- _Interface dataset entries_
• • • •
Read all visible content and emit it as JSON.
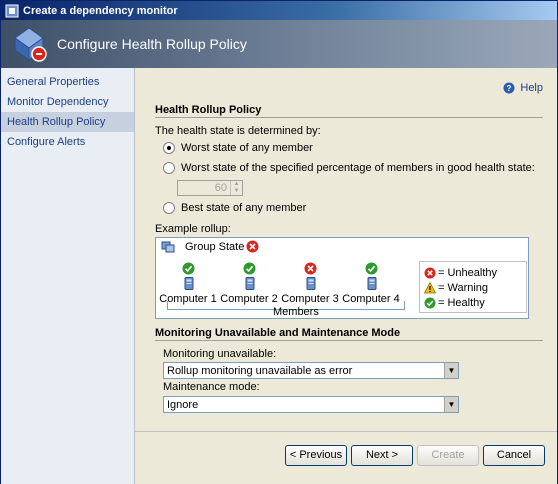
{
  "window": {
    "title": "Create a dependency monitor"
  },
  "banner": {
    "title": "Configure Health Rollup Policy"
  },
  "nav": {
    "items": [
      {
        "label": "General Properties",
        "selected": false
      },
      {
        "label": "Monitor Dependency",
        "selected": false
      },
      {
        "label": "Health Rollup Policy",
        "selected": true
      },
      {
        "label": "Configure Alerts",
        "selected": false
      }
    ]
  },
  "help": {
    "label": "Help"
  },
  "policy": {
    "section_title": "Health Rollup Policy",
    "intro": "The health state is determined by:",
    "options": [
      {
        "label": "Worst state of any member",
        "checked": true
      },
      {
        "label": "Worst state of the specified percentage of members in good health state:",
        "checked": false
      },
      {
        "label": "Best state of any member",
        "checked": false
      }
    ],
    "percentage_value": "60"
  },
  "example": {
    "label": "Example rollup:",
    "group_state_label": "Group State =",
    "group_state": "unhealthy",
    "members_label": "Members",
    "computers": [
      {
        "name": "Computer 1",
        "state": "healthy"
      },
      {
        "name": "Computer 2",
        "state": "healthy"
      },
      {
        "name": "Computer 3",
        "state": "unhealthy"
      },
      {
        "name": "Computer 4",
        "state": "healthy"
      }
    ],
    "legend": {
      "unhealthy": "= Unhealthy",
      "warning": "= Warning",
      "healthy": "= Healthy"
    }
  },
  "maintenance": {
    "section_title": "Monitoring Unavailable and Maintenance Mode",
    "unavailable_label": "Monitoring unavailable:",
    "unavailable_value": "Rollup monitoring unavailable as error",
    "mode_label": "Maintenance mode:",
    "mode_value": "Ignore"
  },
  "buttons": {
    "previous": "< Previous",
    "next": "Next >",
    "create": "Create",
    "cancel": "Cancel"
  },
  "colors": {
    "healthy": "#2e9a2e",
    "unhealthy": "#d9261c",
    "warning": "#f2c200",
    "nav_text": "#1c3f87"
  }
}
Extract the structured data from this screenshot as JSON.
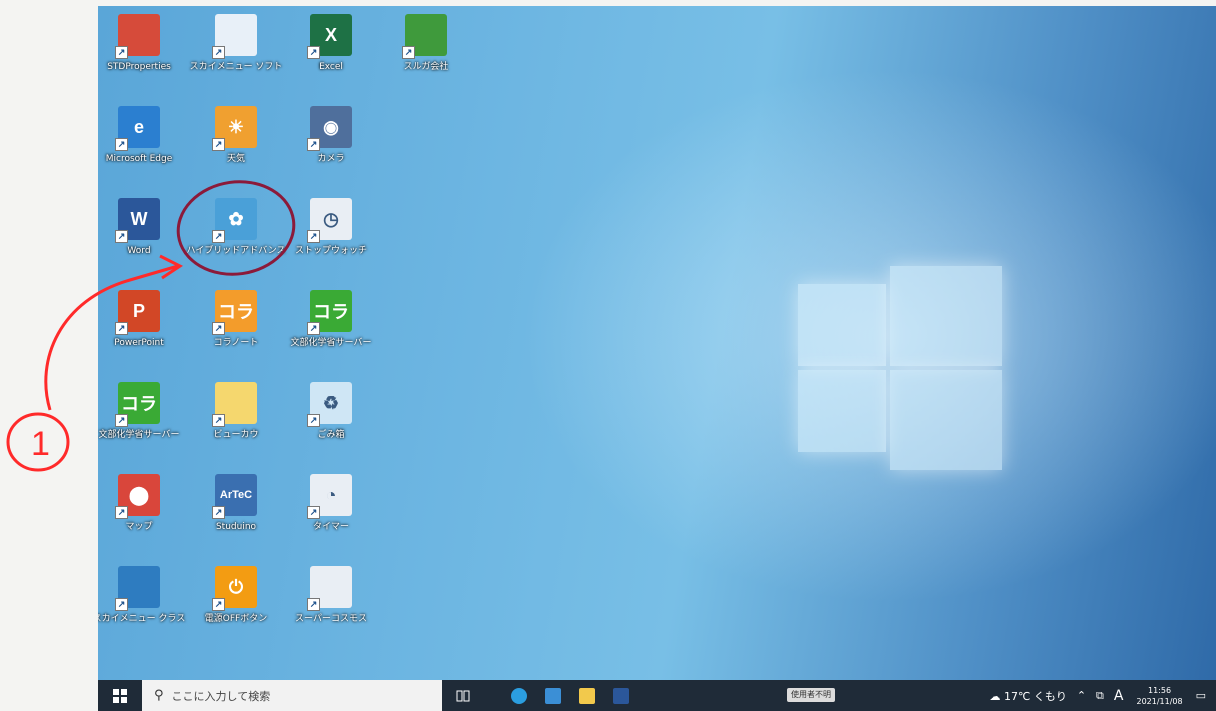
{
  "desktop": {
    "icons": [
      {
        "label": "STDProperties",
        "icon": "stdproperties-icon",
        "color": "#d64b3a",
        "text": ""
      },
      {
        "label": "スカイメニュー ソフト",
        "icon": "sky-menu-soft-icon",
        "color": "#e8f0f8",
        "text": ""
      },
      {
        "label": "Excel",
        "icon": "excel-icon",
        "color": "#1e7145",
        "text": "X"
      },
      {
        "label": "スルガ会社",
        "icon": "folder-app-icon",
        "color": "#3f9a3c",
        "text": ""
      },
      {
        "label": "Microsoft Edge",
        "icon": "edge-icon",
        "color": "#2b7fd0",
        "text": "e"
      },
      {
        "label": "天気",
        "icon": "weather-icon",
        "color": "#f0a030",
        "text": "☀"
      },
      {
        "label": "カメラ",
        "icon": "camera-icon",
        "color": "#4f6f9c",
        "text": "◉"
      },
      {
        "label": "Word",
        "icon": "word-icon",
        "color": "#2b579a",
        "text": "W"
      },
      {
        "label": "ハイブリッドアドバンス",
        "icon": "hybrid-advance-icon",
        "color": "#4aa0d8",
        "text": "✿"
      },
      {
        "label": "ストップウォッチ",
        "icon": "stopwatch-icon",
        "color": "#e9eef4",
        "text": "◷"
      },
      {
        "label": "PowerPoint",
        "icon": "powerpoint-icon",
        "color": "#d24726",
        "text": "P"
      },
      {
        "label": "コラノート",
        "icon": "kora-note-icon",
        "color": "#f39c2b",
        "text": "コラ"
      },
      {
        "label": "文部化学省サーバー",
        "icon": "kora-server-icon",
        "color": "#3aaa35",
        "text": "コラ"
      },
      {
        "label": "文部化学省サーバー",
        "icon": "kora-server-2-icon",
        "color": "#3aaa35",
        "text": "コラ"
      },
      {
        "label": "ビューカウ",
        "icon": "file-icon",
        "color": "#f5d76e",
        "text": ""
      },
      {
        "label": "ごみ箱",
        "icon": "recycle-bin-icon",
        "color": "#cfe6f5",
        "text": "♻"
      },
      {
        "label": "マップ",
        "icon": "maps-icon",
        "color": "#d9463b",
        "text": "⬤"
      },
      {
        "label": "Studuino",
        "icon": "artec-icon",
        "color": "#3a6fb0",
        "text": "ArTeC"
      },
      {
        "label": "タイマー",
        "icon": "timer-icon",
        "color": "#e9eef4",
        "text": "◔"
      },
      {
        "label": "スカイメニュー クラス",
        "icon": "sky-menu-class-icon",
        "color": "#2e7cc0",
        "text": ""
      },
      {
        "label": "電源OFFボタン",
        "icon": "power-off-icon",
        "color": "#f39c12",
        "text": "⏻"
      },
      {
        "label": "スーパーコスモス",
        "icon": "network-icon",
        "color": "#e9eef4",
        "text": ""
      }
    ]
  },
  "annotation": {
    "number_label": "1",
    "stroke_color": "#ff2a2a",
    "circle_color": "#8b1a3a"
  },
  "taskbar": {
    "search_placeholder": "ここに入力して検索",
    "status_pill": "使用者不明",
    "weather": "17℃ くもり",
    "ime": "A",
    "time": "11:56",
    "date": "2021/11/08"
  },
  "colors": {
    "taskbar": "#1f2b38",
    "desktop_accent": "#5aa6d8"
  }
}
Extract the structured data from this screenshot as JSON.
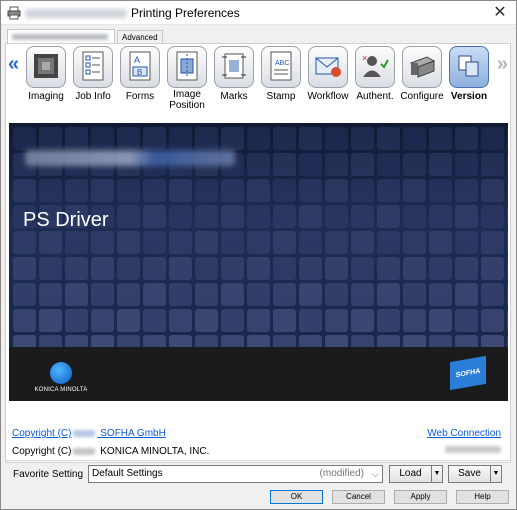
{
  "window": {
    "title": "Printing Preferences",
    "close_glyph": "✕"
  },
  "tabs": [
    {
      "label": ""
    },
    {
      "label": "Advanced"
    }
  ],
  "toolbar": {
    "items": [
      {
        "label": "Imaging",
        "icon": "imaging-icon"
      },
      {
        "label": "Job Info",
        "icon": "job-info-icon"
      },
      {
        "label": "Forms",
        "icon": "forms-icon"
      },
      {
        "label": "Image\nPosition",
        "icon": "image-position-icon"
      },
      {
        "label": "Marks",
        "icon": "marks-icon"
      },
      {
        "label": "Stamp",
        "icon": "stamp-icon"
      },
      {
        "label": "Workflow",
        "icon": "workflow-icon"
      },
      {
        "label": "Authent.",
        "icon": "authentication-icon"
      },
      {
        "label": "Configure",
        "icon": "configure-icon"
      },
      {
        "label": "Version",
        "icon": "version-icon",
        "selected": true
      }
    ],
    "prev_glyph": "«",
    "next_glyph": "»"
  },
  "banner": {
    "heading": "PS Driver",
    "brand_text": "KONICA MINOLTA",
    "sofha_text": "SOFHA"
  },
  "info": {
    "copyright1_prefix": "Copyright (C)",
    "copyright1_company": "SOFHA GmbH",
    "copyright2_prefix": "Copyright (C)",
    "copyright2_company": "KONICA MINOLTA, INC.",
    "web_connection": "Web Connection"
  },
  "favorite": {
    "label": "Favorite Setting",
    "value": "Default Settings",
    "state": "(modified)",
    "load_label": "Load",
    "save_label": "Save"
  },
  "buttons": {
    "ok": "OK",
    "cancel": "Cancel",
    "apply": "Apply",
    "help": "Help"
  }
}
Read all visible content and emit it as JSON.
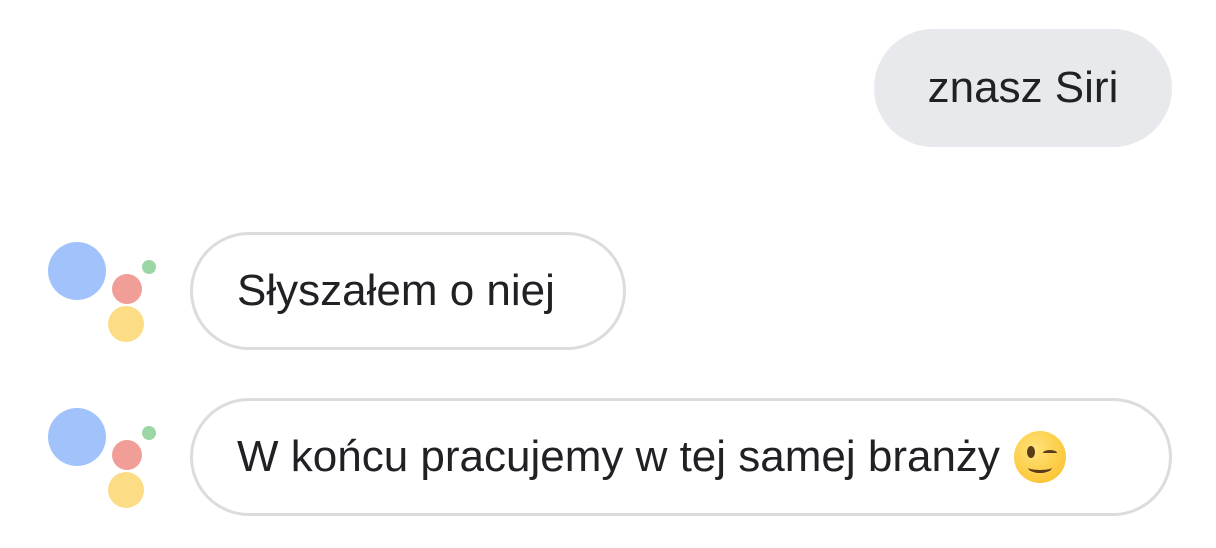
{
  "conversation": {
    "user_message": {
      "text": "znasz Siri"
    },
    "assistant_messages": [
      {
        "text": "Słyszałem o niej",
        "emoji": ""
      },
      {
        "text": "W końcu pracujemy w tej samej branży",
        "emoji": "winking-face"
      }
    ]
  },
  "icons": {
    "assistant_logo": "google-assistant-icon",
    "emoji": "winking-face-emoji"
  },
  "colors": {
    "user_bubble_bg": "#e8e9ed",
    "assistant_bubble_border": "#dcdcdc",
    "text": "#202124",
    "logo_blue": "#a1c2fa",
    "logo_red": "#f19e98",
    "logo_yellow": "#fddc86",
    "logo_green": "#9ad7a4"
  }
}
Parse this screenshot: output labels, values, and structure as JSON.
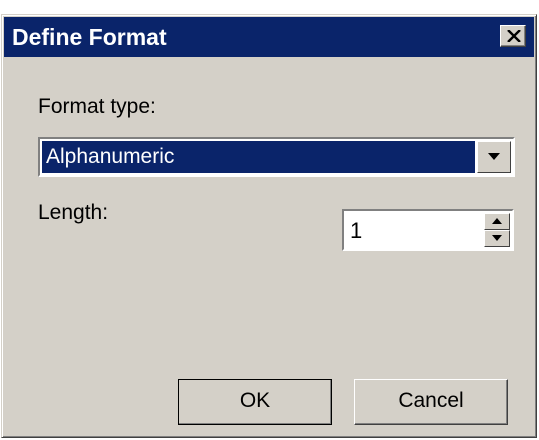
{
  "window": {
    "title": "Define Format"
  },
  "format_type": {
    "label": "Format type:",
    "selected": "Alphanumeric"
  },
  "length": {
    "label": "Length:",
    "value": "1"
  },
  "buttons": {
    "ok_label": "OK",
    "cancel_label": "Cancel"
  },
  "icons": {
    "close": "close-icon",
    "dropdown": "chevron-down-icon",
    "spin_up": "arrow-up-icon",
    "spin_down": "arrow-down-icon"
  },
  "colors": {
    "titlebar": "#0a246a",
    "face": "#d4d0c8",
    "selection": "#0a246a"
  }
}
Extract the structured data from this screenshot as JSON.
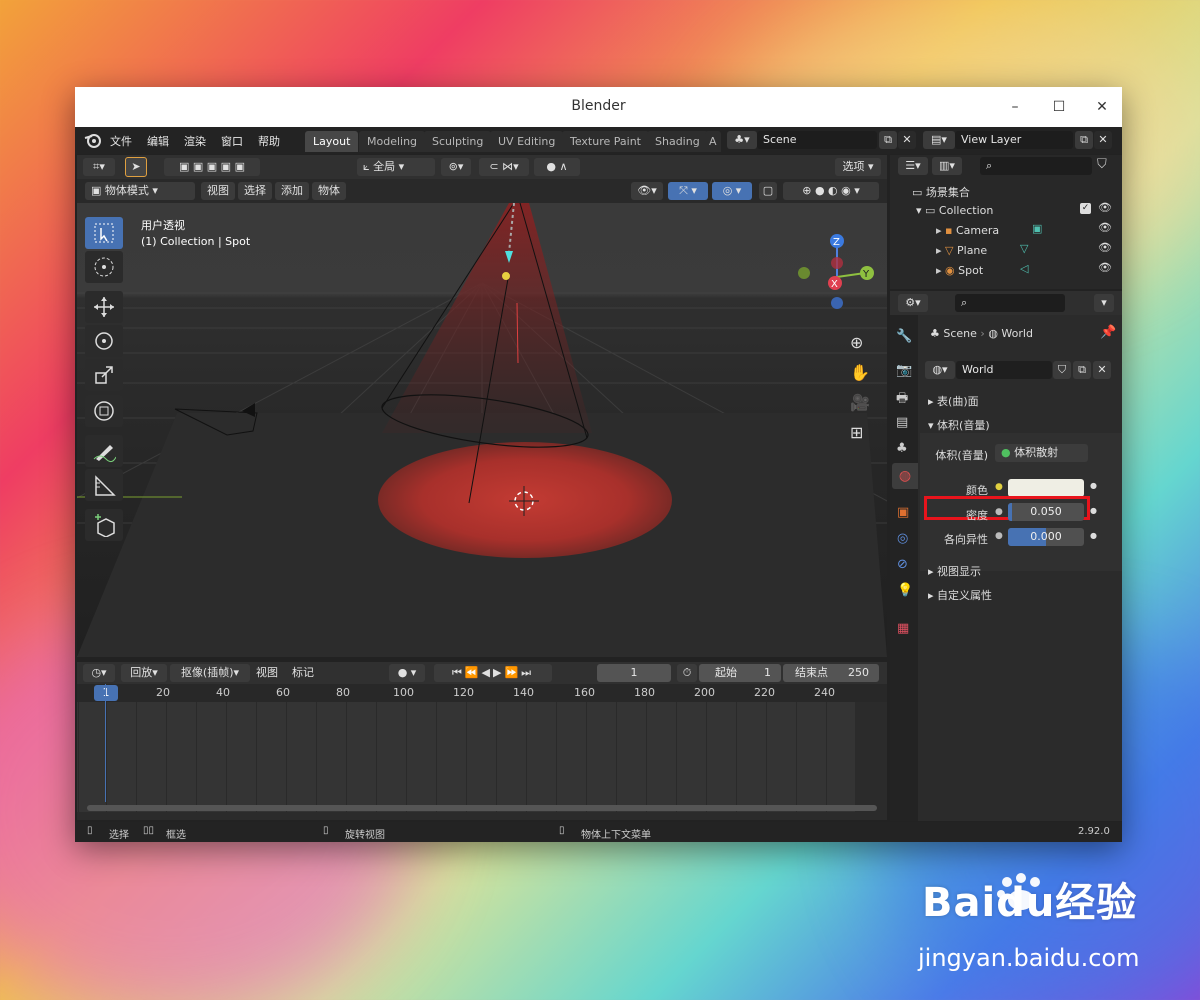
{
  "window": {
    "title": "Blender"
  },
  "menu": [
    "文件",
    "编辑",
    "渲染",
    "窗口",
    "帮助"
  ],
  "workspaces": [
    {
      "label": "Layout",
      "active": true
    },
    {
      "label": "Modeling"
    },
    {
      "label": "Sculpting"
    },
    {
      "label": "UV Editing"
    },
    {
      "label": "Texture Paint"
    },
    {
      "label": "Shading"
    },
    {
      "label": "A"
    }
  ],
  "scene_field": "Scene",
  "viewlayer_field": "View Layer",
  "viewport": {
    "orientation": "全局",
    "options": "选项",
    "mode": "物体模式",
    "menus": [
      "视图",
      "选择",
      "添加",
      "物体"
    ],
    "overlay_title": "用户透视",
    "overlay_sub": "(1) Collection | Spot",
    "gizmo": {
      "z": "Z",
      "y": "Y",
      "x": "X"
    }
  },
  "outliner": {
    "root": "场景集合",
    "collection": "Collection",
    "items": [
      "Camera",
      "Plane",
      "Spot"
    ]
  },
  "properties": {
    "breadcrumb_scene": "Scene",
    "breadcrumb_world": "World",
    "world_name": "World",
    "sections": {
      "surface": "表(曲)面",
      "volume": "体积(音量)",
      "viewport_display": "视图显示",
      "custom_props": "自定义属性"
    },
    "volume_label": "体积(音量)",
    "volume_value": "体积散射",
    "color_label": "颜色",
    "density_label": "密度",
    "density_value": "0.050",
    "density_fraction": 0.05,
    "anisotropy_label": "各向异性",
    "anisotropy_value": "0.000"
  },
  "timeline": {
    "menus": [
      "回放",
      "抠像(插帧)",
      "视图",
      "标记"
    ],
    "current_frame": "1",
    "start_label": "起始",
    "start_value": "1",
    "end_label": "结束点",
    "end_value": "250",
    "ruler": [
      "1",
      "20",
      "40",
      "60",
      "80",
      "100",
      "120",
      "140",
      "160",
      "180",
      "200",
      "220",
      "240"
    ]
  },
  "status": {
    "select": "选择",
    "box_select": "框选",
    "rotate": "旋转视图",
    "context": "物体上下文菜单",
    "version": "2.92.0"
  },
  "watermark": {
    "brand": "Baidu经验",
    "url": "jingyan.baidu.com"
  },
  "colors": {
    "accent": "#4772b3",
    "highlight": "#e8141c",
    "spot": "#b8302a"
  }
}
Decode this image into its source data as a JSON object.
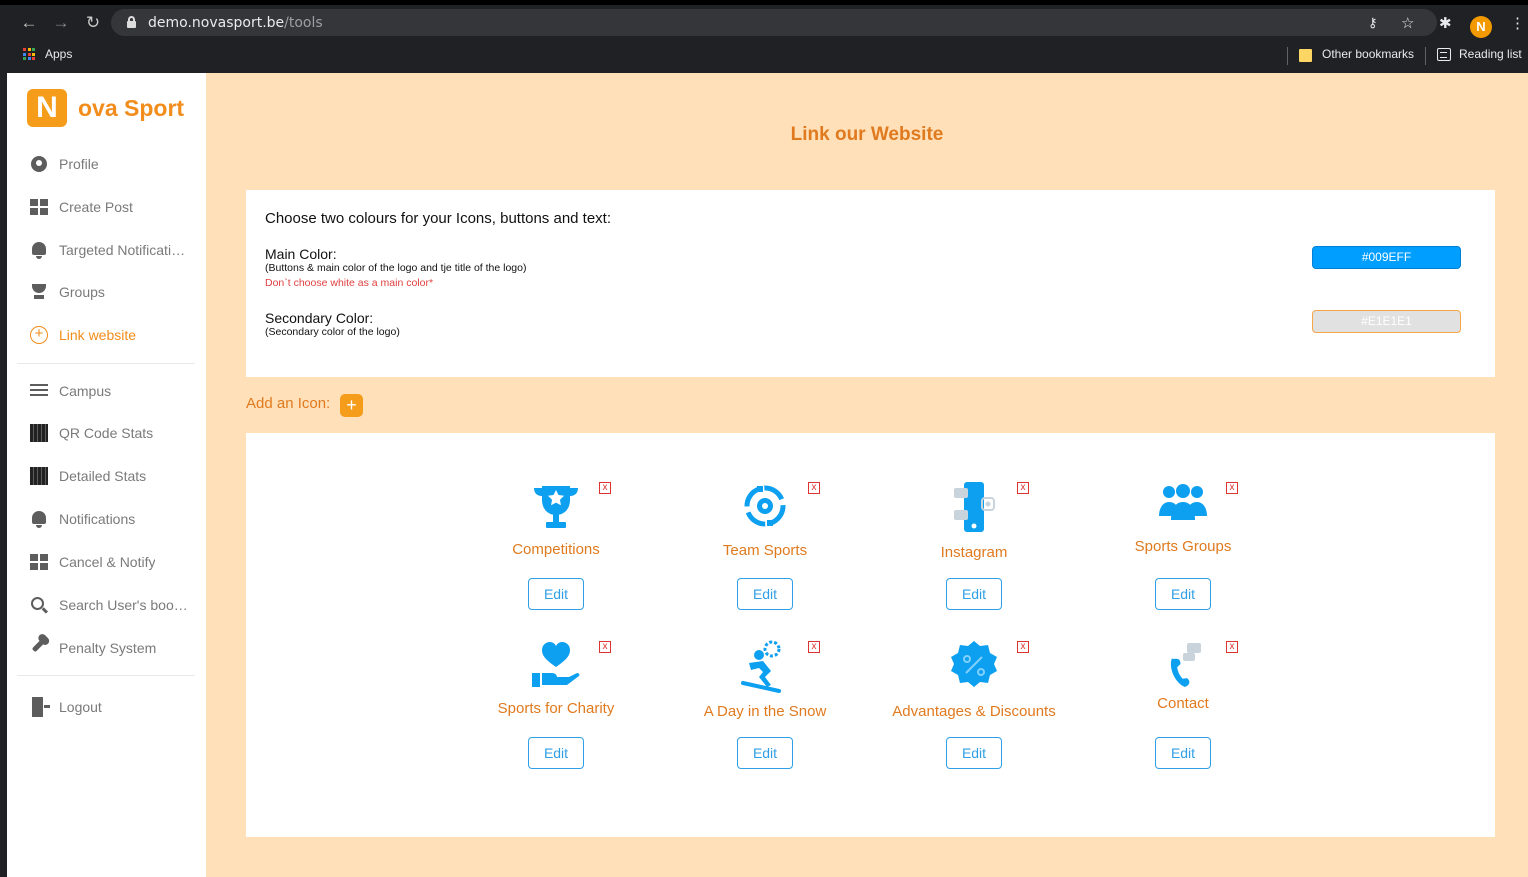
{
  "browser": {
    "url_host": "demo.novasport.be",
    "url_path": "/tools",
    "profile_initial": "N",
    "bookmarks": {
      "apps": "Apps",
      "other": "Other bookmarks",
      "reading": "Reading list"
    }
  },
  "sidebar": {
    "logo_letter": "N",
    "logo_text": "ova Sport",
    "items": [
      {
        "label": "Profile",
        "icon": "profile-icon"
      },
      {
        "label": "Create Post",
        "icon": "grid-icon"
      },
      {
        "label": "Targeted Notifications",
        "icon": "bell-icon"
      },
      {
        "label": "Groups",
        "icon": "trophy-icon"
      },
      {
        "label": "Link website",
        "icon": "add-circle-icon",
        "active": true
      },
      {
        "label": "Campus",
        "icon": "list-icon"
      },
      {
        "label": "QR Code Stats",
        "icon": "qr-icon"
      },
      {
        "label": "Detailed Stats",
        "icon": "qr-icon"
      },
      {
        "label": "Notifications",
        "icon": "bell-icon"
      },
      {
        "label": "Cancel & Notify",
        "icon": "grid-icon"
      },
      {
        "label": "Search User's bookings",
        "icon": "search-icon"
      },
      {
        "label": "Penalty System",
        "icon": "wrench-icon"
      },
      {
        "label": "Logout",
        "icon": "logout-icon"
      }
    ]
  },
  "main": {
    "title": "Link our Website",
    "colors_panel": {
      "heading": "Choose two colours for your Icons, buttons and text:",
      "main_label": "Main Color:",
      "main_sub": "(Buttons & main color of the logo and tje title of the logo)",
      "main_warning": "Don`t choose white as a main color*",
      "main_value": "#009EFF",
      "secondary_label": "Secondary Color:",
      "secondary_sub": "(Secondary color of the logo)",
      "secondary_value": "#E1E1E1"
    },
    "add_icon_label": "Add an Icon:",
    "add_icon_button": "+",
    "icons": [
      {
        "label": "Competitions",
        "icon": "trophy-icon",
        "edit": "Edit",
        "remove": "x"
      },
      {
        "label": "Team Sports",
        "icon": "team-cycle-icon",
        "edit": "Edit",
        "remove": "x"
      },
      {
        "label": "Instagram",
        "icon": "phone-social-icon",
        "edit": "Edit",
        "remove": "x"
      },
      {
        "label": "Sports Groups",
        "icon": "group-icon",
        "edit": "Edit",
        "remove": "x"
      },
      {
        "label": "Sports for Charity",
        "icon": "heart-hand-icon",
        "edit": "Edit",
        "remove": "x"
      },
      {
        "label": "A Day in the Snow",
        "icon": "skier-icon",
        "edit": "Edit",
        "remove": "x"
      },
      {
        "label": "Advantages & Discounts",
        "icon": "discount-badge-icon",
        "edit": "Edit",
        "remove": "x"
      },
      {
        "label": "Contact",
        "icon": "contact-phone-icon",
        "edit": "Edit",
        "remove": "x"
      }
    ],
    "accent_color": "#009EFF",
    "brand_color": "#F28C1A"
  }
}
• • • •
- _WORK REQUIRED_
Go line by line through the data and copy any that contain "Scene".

- _EXERCISE RESULT_
  "scene_field": "Scene",
    "breadcrumb_scene": "Scene",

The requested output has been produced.